Eventually the difficult times dissipated and I gained the confidence I needed to find out who I was and what I wanted to be.  By my junior year I was class president and a social butterfly hosting sleep overs and throwing late night house parties (it helped that my family had a sweet swimming pool).  My rebellious side came out my senior year. There were lots of sneaking out and partying and defying authority.  For some miraculous reason, I still graduated with good enough grades to earn a full scholarship at a college in Boston.

In hindsight, that difficult time was crucial in shaping me into the person I am today. If I hadn’t taken the leap (at such a young age too) to leave my comfort zone, I don’t think I’d have the conviction to have traveled and lived in all the places I have. I’m so thankful for my family (both blood and by choice) and friends who have always supported me in my choices. And I’m thankful for the difficult times that have shown me what and who I am.





Finally…Hello, 2017

It’s 11 days into 2017 and it hasn’t really felt like a new year. Admittedly, I haven’t put a lot of effort into welcoming the year. The last couple of months of 2016 were financially and emotionally challenging times. There was drama, there were tears, and there were a couple of friendships lost. While I believe that some people simply don’t belong in our lives, it’s never pleasant to break bonds with people we care about.

The holidays were mostly restful and relaxing though marred by a few unpleasant events which, for the sake of starting afresh, I will not go into detail here.

The important thing is that the first full moon of the year is here tomorrow.  Those who know me well know that I’m a total selenophile.
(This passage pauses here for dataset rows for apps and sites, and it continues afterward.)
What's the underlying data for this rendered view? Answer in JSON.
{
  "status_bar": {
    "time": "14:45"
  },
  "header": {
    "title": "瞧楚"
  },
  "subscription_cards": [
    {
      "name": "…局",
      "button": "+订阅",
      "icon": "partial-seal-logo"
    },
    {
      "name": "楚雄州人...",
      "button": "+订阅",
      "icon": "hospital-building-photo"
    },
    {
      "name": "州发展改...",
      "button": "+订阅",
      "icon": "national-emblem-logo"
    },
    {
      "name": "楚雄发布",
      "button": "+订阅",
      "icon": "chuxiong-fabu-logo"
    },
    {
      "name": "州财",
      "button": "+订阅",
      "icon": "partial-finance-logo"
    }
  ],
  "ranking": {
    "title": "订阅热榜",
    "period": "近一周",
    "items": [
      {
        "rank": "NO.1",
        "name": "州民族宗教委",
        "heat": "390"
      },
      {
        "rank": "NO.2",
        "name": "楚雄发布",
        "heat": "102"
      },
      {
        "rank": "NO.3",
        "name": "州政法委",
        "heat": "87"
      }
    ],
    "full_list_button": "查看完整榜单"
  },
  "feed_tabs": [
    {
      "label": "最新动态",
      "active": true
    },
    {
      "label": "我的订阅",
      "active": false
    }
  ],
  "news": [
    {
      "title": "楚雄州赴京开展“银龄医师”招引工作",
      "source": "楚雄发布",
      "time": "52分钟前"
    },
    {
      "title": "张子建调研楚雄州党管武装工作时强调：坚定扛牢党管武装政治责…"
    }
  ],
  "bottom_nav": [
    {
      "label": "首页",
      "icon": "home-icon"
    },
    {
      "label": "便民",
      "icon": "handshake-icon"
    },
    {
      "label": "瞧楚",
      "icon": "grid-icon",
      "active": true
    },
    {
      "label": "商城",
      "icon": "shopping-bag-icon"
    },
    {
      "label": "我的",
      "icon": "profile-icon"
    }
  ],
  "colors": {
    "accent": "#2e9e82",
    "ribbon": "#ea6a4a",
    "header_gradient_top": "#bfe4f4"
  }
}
What I love about the moon is that it is a constant reminder for me that life is a continuous series of cycles. And every moment is an opportunity to create a new beginning. The turn of the year may not have been what I had hoped it to be, but tomorrow is a new day.  In concurrence with 2017’s first full moon, I’m determined to get excited about this year and to crank up a positive outlook on things.

Outside my window I can see the almost full moon. It’s beautiful, hopeful, and promising.
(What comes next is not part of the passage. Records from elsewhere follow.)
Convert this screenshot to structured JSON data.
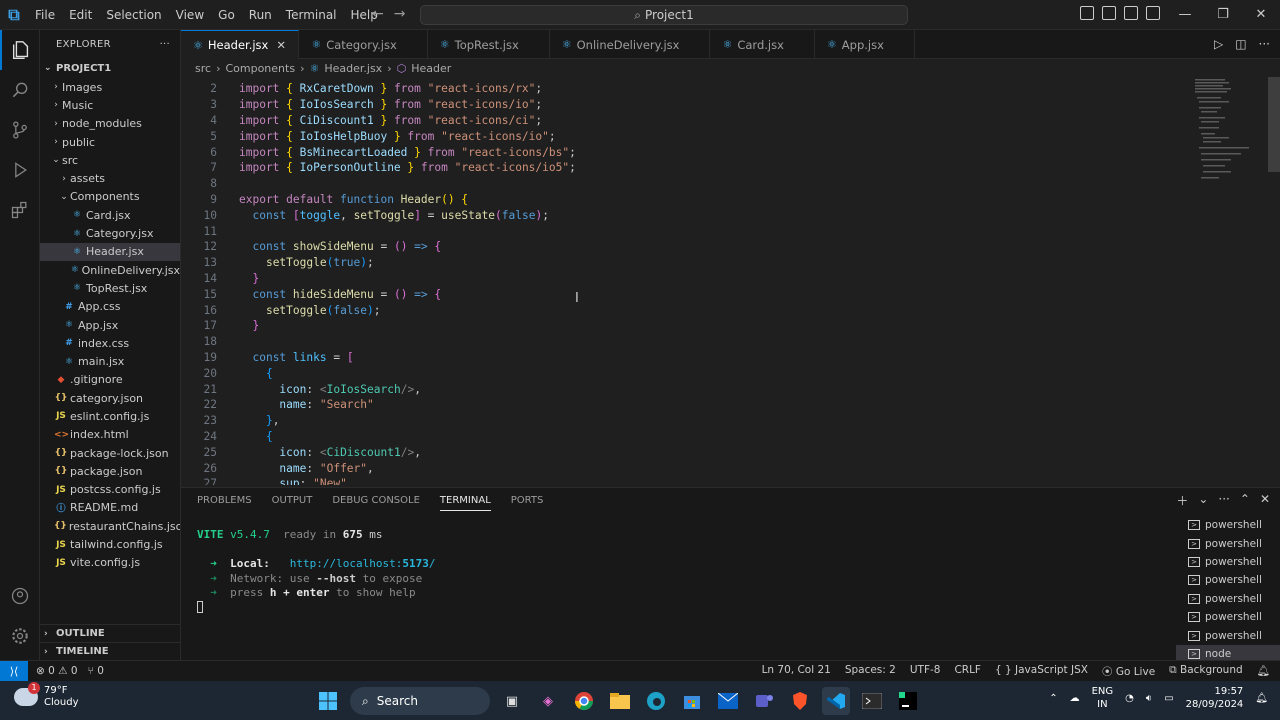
{
  "titlebar": {
    "menu": [
      "File",
      "Edit",
      "Selection",
      "View",
      "Go",
      "Run",
      "Terminal",
      "Help"
    ],
    "search_text": "Project1",
    "nav_back": "←",
    "nav_forward": "→"
  },
  "sidebar": {
    "title": "EXPLORER",
    "project": "PROJECT1",
    "outline": "OUTLINE",
    "timeline": "TIMELINE",
    "items": [
      {
        "label": "Images",
        "depth": 1,
        "type": "folder",
        "open": false
      },
      {
        "label": "Music",
        "depth": 1,
        "type": "folder",
        "open": false
      },
      {
        "label": "node_modules",
        "depth": 1,
        "type": "folder",
        "open": false
      },
      {
        "label": "public",
        "depth": 1,
        "type": "folder",
        "open": false
      },
      {
        "label": "src",
        "depth": 1,
        "type": "folder",
        "open": true
      },
      {
        "label": "assets",
        "depth": 2,
        "type": "folder",
        "open": false
      },
      {
        "label": "Components",
        "depth": 2,
        "type": "folder",
        "open": true
      },
      {
        "label": "Card.jsx",
        "depth": 3,
        "type": "jsx"
      },
      {
        "label": "Category.jsx",
        "depth": 3,
        "type": "jsx"
      },
      {
        "label": "Header.jsx",
        "depth": 3,
        "type": "jsx",
        "selected": true
      },
      {
        "label": "OnlineDelivery.jsx",
        "depth": 3,
        "type": "jsx"
      },
      {
        "label": "TopRest.jsx",
        "depth": 3,
        "type": "jsx"
      },
      {
        "label": "App.css",
        "depth": 2,
        "type": "css"
      },
      {
        "label": "App.jsx",
        "depth": 2,
        "type": "jsx"
      },
      {
        "label": "index.css",
        "depth": 2,
        "type": "css"
      },
      {
        "label": "main.jsx",
        "depth": 2,
        "type": "jsx"
      },
      {
        "label": ".gitignore",
        "depth": 1,
        "type": "git"
      },
      {
        "label": "category.json",
        "depth": 1,
        "type": "json"
      },
      {
        "label": "eslint.config.js",
        "depth": 1,
        "type": "js"
      },
      {
        "label": "index.html",
        "depth": 1,
        "type": "html"
      },
      {
        "label": "package-lock.json",
        "depth": 1,
        "type": "json"
      },
      {
        "label": "package.json",
        "depth": 1,
        "type": "json"
      },
      {
        "label": "postcss.config.js",
        "depth": 1,
        "type": "js"
      },
      {
        "label": "README.md",
        "depth": 1,
        "type": "md"
      },
      {
        "label": "restaurantChains.json",
        "depth": 1,
        "type": "json"
      },
      {
        "label": "tailwind.config.js",
        "depth": 1,
        "type": "js"
      },
      {
        "label": "vite.config.js",
        "depth": 1,
        "type": "js"
      }
    ]
  },
  "tabs": [
    {
      "label": "Header.jsx",
      "active": true
    },
    {
      "label": "Category.jsx"
    },
    {
      "label": "TopRest.jsx"
    },
    {
      "label": "OnlineDelivery.jsx"
    },
    {
      "label": "Card.jsx"
    },
    {
      "label": "App.jsx"
    }
  ],
  "breadcrumb": [
    "src",
    "Components",
    "Header.jsx",
    "Header"
  ],
  "code_lines": [
    {
      "n": "2",
      "tokens": [
        [
          "kw",
          "import "
        ],
        [
          "br1",
          "{ "
        ],
        [
          "var",
          "RxCaretDown"
        ],
        [
          "br1",
          " } "
        ],
        [
          "kw",
          "from "
        ],
        [
          "str",
          "\"react-icons/rx\""
        ],
        [
          "p",
          ";"
        ]
      ]
    },
    {
      "n": "3",
      "tokens": [
        [
          "kw",
          "import "
        ],
        [
          "br1",
          "{ "
        ],
        [
          "var",
          "IoIosSearch"
        ],
        [
          "br1",
          " } "
        ],
        [
          "kw",
          "from "
        ],
        [
          "str",
          "\"react-icons/io\""
        ],
        [
          "p",
          ";"
        ]
      ]
    },
    {
      "n": "4",
      "tokens": [
        [
          "kw",
          "import "
        ],
        [
          "br1",
          "{ "
        ],
        [
          "var",
          "CiDiscount1"
        ],
        [
          "br1",
          " } "
        ],
        [
          "kw",
          "from "
        ],
        [
          "str",
          "\"react-icons/ci\""
        ],
        [
          "p",
          ";"
        ]
      ]
    },
    {
      "n": "5",
      "tokens": [
        [
          "kw",
          "import "
        ],
        [
          "br1",
          "{ "
        ],
        [
          "var",
          "IoIosHelpBuoy"
        ],
        [
          "br1",
          " } "
        ],
        [
          "kw",
          "from "
        ],
        [
          "str",
          "\"react-icons/io\""
        ],
        [
          "p",
          ";"
        ]
      ]
    },
    {
      "n": "6",
      "tokens": [
        [
          "kw",
          "import "
        ],
        [
          "br1",
          "{ "
        ],
        [
          "var",
          "BsMinecartLoaded"
        ],
        [
          "br1",
          " } "
        ],
        [
          "kw",
          "from "
        ],
        [
          "str",
          "\"react-icons/bs\""
        ],
        [
          "p",
          ";"
        ]
      ]
    },
    {
      "n": "7",
      "tokens": [
        [
          "kw",
          "import "
        ],
        [
          "br1",
          "{ "
        ],
        [
          "var",
          "IoPersonOutline"
        ],
        [
          "br1",
          " } "
        ],
        [
          "kw",
          "from "
        ],
        [
          "str",
          "\"react-icons/io5\""
        ],
        [
          "p",
          ";"
        ]
      ]
    },
    {
      "n": "8",
      "tokens": []
    },
    {
      "n": "9",
      "tokens": [
        [
          "kw",
          "export default "
        ],
        [
          "kw2",
          "function "
        ],
        [
          "fn",
          "Header"
        ],
        [
          "br1",
          "() {"
        ]
      ]
    },
    {
      "n": "10",
      "tokens": [
        [
          "p",
          "  "
        ],
        [
          "kw2",
          "const "
        ],
        [
          "br2",
          "["
        ],
        [
          "cst",
          "toggle"
        ],
        [
          "p",
          ", "
        ],
        [
          "fn",
          "setToggle"
        ],
        [
          "br2",
          "]"
        ],
        [
          "p",
          " = "
        ],
        [
          "fn",
          "useState"
        ],
        [
          "br2",
          "("
        ],
        [
          "kw2",
          "false"
        ],
        [
          "br2",
          ")"
        ],
        [
          "p",
          ";"
        ]
      ]
    },
    {
      "n": "11",
      "tokens": []
    },
    {
      "n": "12",
      "tokens": [
        [
          "p",
          "  "
        ],
        [
          "kw2",
          "const "
        ],
        [
          "fn",
          "showSideMenu"
        ],
        [
          "p",
          " = "
        ],
        [
          "br2",
          "() "
        ],
        [
          "kw2",
          "=> "
        ],
        [
          "br2",
          "{"
        ]
      ]
    },
    {
      "n": "13",
      "tokens": [
        [
          "p",
          "    "
        ],
        [
          "fn",
          "setToggle"
        ],
        [
          "br3",
          "("
        ],
        [
          "kw2",
          "true"
        ],
        [
          "br3",
          ")"
        ],
        [
          "p",
          ";"
        ]
      ]
    },
    {
      "n": "14",
      "tokens": [
        [
          "p",
          "  "
        ],
        [
          "br2",
          "}"
        ]
      ]
    },
    {
      "n": "15",
      "tokens": [
        [
          "p",
          "  "
        ],
        [
          "kw2",
          "const "
        ],
        [
          "fn",
          "hideSideMenu"
        ],
        [
          "p",
          " = "
        ],
        [
          "br2",
          "() "
        ],
        [
          "kw2",
          "=> "
        ],
        [
          "br2",
          "{"
        ]
      ]
    },
    {
      "n": "16",
      "tokens": [
        [
          "p",
          "    "
        ],
        [
          "fn",
          "setToggle"
        ],
        [
          "br3",
          "("
        ],
        [
          "kw2",
          "false"
        ],
        [
          "br3",
          ")"
        ],
        [
          "p",
          ";"
        ]
      ]
    },
    {
      "n": "17",
      "tokens": [
        [
          "p",
          "  "
        ],
        [
          "br2",
          "}"
        ]
      ]
    },
    {
      "n": "18",
      "tokens": []
    },
    {
      "n": "19",
      "tokens": [
        [
          "p",
          "  "
        ],
        [
          "kw2",
          "const "
        ],
        [
          "cst",
          "links"
        ],
        [
          "p",
          " = "
        ],
        [
          "br2",
          "["
        ]
      ]
    },
    {
      "n": "20",
      "tokens": [
        [
          "p",
          "    "
        ],
        [
          "br3",
          "{"
        ]
      ]
    },
    {
      "n": "21",
      "tokens": [
        [
          "p",
          "      "
        ],
        [
          "var",
          "icon"
        ],
        [
          "p",
          ": "
        ],
        [
          "tagp",
          "<"
        ],
        [
          "jsx",
          "IoIosSearch"
        ],
        [
          "tagp",
          "/>"
        ],
        [
          "p",
          ","
        ]
      ]
    },
    {
      "n": "22",
      "tokens": [
        [
          "p",
          "      "
        ],
        [
          "var",
          "name"
        ],
        [
          "p",
          ": "
        ],
        [
          "str",
          "\"Search\""
        ]
      ]
    },
    {
      "n": "23",
      "tokens": [
        [
          "p",
          "    "
        ],
        [
          "br3",
          "}"
        ],
        [
          "p",
          ","
        ]
      ]
    },
    {
      "n": "24",
      "tokens": [
        [
          "p",
          "    "
        ],
        [
          "br3",
          "{"
        ]
      ]
    },
    {
      "n": "25",
      "tokens": [
        [
          "p",
          "      "
        ],
        [
          "var",
          "icon"
        ],
        [
          "p",
          ": "
        ],
        [
          "tagp",
          "<"
        ],
        [
          "jsx",
          "CiDiscount1"
        ],
        [
          "tagp",
          "/>"
        ],
        [
          "p",
          ","
        ]
      ]
    },
    {
      "n": "26",
      "tokens": [
        [
          "p",
          "      "
        ],
        [
          "var",
          "name"
        ],
        [
          "p",
          ": "
        ],
        [
          "str",
          "\"Offer\""
        ],
        [
          "p",
          ","
        ]
      ]
    },
    {
      "n": "27",
      "tokens": [
        [
          "p",
          "      "
        ],
        [
          "var",
          "sup"
        ],
        [
          "p",
          ": "
        ],
        [
          "str",
          "\"New\""
        ]
      ]
    }
  ],
  "panel": {
    "tabs": [
      "PROBLEMS",
      "OUTPUT",
      "DEBUG CONSOLE",
      "TERMINAL",
      "PORTS"
    ],
    "active_tab": "TERMINAL",
    "terminal": {
      "vite": "VITE",
      "version": "v5.4.7",
      "ready": "ready in",
      "ms": "675",
      "ms_unit": "ms",
      "local_label": "Local:",
      "local_url_prefix": "http://localhost:",
      "local_port": "5173",
      "local_url_suffix": "/",
      "network_label": "Network",
      "network_text": ": use ",
      "network_flag": "--host",
      "network_end": " to expose",
      "help_pre": "press ",
      "help_key": "h + enter",
      "help_post": " to show help",
      "arrow": "➜"
    },
    "terminals": [
      "powershell",
      "powershell",
      "powershell",
      "powershell",
      "powershell",
      "powershell",
      "powershell",
      "node"
    ]
  },
  "statusbar": {
    "errors": "0",
    "warnings": "0",
    "ports": "0",
    "position": "Ln 70, Col 21",
    "spaces": "Spaces: 2",
    "encoding": "UTF-8",
    "eol": "CRLF",
    "language": "JavaScript JSX",
    "golive": "Go Live",
    "background": "Background"
  },
  "taskbar": {
    "temp": "79°F",
    "condition": "Cloudy",
    "badge": "1",
    "search": "Search",
    "lang1": "ENG",
    "lang2": "IN",
    "time": "19:57",
    "date": "28/09/2024"
  }
}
Finally, I can wholeheartedly welcome 2017.

A New Beginning (Again)

When I decided to make traveling the world my full time career (only less than a year ago), I created a website called Journey In Wanderlust to chronicle my escapades, experiences, adventures, and everything else in between. It was my first hosted website and I put a lot of hours, blood, sweat and tears into it. Well, at least at first.

Sadly–and rather shamefully–a few months after arriving in Costa Rica it became harder and harder to post regularly.  I could list a million excuses for neglecting the website but for the sake of moving forward and starting afresh, I’m simply not going to. Instead, I’m just going to announce that I’ve created this new blog because Journey In Wanderlust is no longer accessible.

In truth, I feel I might have chewed off  more than I could handle by trying to host and maintain a paid website. As a rookie and a newbie in the blogosphere, I really should have started with a free site like this one. Simple, easy, no fuss, no muss.

Like everything else in my journey, I’m learning and growing as I go. And my jaunt in blogging is no exception.

So while I’m very sad, and a little disappointed, to let go of Journey In Wanderlust–which was my brainchild and my baby–it’s time to reset and start over (while carrying over the lessons and the content from Journey) with Anne Adrift.

To my family and friends who are my biggest supporters, I hope you’ll continue to drift with me on this wondrous journey. To new friends, fellow wanderers, seekers, and nomads: welcome to the flow!

This space is my travel journal, an outlet for my creativity (and sometimes my frustrations), and a platform for conversation about everything and anything under the sun.